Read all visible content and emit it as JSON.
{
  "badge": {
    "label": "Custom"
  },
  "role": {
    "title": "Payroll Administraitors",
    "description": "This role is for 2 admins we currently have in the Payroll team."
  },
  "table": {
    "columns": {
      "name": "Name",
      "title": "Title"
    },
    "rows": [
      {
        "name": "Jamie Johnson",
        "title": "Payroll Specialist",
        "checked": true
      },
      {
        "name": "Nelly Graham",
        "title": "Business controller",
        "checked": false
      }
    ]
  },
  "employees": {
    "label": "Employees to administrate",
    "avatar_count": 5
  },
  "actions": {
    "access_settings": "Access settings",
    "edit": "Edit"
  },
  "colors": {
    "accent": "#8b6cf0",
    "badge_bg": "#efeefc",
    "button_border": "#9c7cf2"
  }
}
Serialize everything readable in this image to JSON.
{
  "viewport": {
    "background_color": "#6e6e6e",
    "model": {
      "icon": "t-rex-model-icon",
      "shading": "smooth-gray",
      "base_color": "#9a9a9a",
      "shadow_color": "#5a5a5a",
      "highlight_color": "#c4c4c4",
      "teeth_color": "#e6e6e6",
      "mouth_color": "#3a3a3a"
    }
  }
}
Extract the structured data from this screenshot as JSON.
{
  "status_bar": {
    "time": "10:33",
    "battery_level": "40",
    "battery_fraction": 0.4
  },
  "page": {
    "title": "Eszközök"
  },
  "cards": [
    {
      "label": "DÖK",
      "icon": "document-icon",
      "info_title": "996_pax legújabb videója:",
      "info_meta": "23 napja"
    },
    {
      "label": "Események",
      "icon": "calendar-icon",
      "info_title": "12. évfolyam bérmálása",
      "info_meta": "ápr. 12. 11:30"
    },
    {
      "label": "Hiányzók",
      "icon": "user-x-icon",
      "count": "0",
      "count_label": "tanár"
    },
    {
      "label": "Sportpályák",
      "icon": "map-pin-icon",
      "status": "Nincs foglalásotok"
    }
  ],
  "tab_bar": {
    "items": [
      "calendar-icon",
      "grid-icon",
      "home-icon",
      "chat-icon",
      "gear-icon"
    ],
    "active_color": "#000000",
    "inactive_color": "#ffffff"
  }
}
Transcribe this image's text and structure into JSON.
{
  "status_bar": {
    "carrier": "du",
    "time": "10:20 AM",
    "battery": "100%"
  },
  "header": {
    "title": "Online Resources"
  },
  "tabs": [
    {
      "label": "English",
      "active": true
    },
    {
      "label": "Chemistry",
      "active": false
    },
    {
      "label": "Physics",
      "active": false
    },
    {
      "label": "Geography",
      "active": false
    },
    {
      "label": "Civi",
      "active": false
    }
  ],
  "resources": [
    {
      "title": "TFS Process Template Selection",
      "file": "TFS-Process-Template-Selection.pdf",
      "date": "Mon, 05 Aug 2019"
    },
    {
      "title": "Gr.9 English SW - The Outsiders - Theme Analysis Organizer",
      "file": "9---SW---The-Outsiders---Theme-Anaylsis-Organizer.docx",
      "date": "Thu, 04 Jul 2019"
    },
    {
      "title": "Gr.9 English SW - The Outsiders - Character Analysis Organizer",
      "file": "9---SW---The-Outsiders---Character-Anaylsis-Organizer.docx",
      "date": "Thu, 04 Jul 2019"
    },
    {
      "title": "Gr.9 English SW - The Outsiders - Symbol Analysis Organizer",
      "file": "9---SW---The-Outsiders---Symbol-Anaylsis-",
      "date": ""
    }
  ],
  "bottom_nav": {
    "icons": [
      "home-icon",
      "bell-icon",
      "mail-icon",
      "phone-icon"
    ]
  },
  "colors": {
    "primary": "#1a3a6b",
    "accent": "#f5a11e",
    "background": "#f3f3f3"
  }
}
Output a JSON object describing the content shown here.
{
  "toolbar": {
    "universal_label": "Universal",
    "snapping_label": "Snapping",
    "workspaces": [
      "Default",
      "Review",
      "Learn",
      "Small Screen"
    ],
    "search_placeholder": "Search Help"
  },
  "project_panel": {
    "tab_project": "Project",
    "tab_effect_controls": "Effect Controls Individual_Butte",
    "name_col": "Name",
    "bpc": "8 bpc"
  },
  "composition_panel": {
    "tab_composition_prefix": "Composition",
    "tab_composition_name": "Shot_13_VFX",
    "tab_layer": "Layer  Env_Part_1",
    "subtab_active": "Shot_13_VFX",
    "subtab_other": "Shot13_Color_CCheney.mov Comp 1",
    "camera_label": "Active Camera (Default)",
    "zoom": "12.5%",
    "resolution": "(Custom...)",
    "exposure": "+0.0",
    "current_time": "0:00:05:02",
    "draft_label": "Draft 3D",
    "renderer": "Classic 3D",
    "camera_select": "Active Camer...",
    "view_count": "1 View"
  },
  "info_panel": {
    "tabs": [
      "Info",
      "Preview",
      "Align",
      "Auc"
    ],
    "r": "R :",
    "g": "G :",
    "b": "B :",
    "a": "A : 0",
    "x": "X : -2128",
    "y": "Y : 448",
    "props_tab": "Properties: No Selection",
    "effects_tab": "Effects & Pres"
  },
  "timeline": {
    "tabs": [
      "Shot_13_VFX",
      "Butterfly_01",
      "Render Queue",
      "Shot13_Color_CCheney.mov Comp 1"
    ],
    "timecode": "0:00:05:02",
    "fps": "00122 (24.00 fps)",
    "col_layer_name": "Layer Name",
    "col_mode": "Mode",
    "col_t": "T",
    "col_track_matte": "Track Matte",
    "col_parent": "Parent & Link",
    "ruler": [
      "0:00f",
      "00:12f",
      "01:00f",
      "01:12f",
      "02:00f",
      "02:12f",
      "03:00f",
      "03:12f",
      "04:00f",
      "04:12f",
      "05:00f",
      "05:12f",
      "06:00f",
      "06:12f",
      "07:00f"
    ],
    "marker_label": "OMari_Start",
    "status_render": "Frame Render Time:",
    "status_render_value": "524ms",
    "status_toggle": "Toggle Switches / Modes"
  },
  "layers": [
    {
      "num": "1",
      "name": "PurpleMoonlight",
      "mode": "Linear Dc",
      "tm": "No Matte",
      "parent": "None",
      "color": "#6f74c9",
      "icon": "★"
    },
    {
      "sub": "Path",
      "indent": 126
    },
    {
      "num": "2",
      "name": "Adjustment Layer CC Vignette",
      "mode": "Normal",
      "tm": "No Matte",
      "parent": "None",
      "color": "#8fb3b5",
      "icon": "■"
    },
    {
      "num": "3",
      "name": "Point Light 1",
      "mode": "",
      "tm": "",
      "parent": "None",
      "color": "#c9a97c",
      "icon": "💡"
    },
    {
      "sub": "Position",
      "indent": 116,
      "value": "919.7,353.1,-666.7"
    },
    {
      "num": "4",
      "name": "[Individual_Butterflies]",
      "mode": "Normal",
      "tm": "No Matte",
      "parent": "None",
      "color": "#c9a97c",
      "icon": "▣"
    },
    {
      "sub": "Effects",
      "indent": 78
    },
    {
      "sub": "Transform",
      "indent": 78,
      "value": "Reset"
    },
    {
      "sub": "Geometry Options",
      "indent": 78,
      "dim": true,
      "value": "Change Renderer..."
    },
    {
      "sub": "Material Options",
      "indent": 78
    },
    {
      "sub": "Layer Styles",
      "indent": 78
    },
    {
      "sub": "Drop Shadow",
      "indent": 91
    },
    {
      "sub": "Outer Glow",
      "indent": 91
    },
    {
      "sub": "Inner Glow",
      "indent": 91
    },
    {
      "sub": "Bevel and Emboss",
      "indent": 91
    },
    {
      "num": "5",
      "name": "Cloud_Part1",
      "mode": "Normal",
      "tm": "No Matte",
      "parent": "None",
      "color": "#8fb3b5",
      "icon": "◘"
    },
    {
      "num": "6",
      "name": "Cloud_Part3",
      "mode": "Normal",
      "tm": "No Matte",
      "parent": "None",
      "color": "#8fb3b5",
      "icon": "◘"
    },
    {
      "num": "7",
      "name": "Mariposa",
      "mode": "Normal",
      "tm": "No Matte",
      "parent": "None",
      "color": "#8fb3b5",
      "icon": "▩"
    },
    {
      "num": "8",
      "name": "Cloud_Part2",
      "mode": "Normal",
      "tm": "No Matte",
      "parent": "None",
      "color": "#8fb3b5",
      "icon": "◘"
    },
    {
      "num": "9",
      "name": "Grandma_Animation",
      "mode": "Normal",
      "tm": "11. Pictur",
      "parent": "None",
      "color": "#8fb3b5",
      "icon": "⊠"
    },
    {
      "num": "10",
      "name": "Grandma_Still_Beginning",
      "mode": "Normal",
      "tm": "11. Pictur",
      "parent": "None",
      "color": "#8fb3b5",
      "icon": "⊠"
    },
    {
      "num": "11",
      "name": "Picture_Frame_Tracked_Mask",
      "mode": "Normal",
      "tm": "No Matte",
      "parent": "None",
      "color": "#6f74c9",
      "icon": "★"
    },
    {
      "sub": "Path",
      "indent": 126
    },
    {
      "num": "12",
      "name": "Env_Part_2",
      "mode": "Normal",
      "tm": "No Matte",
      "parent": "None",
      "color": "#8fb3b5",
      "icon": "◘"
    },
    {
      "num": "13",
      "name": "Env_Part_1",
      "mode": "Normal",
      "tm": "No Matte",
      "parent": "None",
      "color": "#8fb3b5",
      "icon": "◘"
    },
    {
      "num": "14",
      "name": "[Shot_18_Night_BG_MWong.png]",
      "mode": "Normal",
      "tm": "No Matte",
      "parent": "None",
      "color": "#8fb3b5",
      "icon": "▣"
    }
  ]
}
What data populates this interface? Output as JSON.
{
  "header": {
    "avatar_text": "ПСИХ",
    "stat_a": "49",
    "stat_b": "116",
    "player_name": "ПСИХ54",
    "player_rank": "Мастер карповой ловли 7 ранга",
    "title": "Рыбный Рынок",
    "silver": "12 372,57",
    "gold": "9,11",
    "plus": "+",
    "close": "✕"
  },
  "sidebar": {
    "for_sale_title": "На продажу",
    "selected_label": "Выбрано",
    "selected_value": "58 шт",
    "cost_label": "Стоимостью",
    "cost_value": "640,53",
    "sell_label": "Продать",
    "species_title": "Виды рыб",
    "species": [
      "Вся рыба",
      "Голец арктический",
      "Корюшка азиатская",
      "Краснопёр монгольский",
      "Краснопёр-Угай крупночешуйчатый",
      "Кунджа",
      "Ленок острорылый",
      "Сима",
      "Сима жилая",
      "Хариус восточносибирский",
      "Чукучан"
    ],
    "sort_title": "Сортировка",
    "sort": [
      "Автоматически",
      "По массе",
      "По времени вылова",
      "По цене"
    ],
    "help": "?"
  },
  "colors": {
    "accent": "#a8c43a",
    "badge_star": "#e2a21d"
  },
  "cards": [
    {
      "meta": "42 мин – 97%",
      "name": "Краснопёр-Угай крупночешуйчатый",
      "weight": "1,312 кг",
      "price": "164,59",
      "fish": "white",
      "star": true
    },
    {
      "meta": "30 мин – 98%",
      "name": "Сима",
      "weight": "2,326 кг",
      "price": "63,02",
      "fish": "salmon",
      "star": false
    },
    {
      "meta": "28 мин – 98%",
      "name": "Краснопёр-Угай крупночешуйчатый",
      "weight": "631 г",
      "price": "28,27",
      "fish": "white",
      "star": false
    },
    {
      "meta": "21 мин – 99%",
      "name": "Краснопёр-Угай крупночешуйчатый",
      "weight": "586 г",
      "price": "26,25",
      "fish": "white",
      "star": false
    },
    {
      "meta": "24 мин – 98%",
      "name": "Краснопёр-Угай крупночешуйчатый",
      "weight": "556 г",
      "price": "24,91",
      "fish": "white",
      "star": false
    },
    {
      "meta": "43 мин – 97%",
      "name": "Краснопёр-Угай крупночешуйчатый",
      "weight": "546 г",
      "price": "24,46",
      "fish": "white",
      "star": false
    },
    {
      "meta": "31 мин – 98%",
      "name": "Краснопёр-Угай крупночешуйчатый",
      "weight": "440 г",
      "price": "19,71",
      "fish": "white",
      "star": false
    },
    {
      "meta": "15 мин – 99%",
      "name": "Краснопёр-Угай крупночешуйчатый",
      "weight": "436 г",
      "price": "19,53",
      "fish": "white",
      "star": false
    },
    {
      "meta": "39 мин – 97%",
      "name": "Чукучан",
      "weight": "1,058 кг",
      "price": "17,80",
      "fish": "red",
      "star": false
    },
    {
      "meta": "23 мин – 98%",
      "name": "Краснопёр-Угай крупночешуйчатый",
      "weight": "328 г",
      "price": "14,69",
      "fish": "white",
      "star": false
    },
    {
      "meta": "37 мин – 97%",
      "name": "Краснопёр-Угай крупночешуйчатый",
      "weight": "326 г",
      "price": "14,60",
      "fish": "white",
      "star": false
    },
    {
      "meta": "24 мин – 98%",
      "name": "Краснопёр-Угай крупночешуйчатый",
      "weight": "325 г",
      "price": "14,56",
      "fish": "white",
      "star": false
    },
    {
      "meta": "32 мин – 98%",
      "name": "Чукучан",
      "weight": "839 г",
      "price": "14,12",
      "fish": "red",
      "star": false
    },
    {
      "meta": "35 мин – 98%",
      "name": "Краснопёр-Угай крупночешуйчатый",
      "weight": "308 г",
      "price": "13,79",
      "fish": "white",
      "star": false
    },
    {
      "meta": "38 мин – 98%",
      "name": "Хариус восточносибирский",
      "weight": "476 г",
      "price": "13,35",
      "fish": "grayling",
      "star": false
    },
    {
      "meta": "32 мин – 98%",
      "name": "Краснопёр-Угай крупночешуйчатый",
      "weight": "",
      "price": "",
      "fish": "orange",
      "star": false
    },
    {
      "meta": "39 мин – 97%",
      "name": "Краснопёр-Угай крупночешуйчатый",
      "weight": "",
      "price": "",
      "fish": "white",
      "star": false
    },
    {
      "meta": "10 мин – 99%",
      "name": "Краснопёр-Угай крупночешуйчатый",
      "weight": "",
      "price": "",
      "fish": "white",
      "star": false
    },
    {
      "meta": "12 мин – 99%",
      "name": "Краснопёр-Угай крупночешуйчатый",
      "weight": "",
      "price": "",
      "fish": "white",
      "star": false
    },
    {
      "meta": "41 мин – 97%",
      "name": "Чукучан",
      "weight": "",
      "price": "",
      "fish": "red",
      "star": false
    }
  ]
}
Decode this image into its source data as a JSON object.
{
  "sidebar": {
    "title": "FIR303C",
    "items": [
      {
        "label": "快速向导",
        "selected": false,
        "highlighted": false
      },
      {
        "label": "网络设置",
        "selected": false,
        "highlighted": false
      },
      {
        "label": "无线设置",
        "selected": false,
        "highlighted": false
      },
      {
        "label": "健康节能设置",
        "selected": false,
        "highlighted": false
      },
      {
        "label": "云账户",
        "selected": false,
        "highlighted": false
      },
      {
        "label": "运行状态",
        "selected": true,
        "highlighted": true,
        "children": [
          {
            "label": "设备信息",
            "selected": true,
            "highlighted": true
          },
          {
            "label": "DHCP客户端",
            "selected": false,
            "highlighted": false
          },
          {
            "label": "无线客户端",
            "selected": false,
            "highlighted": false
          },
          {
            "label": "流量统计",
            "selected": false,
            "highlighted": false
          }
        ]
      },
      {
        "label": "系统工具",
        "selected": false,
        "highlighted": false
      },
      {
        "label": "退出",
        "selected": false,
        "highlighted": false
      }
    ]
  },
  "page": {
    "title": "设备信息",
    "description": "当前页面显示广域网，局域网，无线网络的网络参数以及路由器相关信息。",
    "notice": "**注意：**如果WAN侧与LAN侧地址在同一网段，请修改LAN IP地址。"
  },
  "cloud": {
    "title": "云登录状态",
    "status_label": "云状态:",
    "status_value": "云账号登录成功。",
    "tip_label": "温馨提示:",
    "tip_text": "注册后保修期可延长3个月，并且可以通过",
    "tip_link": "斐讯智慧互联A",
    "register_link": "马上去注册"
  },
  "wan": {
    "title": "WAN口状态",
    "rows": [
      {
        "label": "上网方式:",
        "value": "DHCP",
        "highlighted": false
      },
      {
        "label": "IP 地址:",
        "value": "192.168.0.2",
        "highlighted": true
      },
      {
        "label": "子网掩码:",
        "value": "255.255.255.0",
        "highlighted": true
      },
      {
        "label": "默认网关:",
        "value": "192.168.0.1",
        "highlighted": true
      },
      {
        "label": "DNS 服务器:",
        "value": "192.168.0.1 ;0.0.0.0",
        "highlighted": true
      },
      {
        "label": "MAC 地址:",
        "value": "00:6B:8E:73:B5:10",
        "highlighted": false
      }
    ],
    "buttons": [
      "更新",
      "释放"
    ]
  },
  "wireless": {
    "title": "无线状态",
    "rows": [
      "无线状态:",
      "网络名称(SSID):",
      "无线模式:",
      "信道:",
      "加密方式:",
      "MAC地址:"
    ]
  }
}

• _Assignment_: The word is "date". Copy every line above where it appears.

• _Result below_:
      "date": "Mon, 05 Aug 2019"
      "date": "Thu, 04 Jul 2019"
      "date": "Thu, 04 Jul 2019"
      "date": ""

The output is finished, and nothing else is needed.